Component data from apps and pages:
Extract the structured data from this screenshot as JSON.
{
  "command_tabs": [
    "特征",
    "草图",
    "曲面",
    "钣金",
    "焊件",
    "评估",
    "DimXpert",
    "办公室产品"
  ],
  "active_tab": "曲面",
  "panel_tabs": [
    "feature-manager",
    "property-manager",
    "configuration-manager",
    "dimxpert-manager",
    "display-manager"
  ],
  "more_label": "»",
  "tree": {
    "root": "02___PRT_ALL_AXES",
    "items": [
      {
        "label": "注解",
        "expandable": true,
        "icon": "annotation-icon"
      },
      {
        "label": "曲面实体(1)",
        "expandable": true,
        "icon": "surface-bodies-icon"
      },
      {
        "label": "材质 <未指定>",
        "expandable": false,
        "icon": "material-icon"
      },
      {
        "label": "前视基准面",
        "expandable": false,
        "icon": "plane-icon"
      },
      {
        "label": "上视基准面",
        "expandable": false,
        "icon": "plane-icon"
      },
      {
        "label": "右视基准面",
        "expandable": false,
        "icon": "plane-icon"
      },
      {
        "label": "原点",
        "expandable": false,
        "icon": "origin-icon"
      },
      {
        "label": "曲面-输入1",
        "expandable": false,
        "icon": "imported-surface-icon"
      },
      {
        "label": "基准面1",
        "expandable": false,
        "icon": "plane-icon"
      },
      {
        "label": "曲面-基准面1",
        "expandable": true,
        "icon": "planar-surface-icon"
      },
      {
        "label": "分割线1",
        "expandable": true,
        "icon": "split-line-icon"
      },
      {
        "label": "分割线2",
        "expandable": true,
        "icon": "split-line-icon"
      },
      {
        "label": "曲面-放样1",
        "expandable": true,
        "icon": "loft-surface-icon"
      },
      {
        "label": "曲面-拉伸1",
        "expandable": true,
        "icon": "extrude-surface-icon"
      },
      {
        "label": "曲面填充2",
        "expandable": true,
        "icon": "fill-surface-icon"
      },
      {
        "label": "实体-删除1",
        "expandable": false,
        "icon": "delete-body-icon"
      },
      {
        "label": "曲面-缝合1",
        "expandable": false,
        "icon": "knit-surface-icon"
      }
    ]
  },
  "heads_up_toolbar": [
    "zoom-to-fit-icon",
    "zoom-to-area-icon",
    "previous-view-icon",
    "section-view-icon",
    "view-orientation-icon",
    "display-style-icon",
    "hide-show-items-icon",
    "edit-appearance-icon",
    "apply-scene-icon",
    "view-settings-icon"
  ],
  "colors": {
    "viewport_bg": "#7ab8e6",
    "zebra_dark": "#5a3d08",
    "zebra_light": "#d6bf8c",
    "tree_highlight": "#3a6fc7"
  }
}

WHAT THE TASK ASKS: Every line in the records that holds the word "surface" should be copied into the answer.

SOLVED PROBLEM:
        "icon": "surface-bodies-icon"
        "icon": "imported-surface-icon"
        "icon": "planar-surface-icon"
        "icon": "loft-surface-icon"
        "icon": "extrude-surface-icon"
        "icon": "fill-surface-icon"
        "icon": "knit-surface-icon"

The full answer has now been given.